* [Assigned task]: Work through the data line by line, gathering every line that has the word "screenshot".
=== Data for analysis ===
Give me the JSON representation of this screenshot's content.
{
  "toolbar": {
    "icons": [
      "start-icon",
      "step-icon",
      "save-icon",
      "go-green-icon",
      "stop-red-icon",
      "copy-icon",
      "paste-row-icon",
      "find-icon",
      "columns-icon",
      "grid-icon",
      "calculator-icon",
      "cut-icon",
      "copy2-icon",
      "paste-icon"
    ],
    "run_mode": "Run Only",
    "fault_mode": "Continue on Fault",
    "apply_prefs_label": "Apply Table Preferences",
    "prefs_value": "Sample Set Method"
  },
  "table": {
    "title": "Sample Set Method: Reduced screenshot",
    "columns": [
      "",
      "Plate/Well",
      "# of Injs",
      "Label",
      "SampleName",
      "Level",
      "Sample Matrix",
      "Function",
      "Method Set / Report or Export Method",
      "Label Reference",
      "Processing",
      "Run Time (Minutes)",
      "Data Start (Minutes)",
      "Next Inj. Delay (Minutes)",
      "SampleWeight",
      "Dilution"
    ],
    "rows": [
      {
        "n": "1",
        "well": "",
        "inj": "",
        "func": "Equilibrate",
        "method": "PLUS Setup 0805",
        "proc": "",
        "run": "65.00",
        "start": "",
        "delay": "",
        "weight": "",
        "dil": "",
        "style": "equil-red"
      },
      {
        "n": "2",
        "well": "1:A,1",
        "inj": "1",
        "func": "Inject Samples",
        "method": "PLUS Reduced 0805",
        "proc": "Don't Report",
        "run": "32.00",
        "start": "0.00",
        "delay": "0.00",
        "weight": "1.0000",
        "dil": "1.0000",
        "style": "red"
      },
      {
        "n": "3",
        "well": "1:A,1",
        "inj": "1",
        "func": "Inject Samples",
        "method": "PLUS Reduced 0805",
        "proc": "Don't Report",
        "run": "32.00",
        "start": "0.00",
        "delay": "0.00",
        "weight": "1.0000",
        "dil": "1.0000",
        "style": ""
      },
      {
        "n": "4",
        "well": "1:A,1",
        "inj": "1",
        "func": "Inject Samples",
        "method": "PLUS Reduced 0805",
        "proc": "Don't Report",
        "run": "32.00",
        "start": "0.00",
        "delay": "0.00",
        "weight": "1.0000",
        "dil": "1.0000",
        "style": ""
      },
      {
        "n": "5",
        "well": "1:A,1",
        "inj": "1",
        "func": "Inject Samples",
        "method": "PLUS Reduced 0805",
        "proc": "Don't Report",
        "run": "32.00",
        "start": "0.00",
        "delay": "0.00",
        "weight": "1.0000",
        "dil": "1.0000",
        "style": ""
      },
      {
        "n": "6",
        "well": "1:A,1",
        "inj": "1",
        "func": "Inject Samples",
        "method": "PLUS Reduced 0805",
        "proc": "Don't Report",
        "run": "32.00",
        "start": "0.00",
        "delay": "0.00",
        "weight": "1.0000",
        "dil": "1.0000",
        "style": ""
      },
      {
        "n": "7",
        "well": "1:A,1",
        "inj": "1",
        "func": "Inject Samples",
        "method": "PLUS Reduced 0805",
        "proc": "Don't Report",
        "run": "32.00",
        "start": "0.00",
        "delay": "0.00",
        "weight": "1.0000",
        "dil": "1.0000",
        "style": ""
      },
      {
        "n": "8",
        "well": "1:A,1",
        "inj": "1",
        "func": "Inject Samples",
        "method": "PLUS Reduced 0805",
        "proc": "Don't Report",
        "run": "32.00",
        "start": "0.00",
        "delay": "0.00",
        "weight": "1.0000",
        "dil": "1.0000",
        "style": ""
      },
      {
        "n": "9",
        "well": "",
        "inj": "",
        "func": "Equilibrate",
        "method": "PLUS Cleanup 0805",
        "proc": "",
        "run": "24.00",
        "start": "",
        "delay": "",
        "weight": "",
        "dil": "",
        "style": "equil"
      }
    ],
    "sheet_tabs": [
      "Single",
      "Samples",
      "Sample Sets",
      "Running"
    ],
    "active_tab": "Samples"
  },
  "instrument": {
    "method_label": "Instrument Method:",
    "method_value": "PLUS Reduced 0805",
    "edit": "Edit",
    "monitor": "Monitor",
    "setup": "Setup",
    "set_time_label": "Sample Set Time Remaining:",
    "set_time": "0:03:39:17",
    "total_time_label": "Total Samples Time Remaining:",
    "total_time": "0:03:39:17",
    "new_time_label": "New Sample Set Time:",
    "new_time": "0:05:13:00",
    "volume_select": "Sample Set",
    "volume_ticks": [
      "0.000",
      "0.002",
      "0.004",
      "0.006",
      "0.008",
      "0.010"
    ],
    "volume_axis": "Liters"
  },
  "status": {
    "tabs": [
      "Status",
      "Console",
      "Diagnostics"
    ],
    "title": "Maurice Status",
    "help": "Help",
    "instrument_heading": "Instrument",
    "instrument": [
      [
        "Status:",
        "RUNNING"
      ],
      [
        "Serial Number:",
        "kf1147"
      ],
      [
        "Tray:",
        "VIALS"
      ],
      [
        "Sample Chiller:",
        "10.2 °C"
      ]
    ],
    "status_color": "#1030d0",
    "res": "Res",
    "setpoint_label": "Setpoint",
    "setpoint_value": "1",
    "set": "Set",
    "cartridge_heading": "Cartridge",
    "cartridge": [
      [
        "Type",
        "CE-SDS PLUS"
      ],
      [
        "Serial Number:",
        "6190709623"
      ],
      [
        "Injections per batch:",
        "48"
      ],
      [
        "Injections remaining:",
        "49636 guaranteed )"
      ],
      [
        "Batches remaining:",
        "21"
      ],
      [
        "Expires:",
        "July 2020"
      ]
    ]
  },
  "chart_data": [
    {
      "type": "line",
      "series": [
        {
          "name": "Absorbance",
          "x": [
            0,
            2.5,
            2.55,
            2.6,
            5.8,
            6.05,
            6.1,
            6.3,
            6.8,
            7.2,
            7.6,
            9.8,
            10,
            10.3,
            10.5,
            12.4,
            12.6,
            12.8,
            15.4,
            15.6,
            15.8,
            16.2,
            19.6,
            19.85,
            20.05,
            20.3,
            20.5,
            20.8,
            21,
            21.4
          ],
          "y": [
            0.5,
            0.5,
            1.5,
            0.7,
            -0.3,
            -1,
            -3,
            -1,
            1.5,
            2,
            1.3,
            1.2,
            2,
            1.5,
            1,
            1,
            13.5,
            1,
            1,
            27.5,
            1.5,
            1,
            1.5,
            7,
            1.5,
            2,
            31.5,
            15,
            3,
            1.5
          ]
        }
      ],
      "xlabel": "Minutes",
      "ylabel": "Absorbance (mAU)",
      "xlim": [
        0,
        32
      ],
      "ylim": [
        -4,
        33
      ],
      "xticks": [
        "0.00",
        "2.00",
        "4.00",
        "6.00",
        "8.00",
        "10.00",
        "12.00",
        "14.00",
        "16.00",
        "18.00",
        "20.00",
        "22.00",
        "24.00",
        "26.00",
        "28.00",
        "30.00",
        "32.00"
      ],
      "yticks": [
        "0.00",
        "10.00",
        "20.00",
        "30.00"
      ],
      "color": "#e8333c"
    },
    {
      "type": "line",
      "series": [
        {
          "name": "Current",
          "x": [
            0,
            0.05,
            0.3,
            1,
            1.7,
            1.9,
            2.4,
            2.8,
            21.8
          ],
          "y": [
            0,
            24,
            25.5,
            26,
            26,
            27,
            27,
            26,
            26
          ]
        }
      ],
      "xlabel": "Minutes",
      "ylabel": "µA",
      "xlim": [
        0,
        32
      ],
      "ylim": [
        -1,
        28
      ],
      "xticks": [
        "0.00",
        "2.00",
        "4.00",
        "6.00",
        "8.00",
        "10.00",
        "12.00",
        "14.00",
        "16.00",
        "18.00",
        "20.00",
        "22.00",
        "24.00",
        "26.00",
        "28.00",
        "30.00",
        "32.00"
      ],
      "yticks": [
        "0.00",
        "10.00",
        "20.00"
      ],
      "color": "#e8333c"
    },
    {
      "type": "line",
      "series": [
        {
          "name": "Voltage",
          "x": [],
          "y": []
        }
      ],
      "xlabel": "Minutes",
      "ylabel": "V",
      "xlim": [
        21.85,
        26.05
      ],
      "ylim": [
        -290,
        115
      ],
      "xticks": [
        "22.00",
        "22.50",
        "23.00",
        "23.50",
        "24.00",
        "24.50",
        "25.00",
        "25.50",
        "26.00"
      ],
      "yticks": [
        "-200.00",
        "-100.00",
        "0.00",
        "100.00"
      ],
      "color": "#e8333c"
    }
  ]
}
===
* [Result below]:
Give me the JSON representation of this screenshot's content.
    "title": "Sample Set Method: Reduced screenshot",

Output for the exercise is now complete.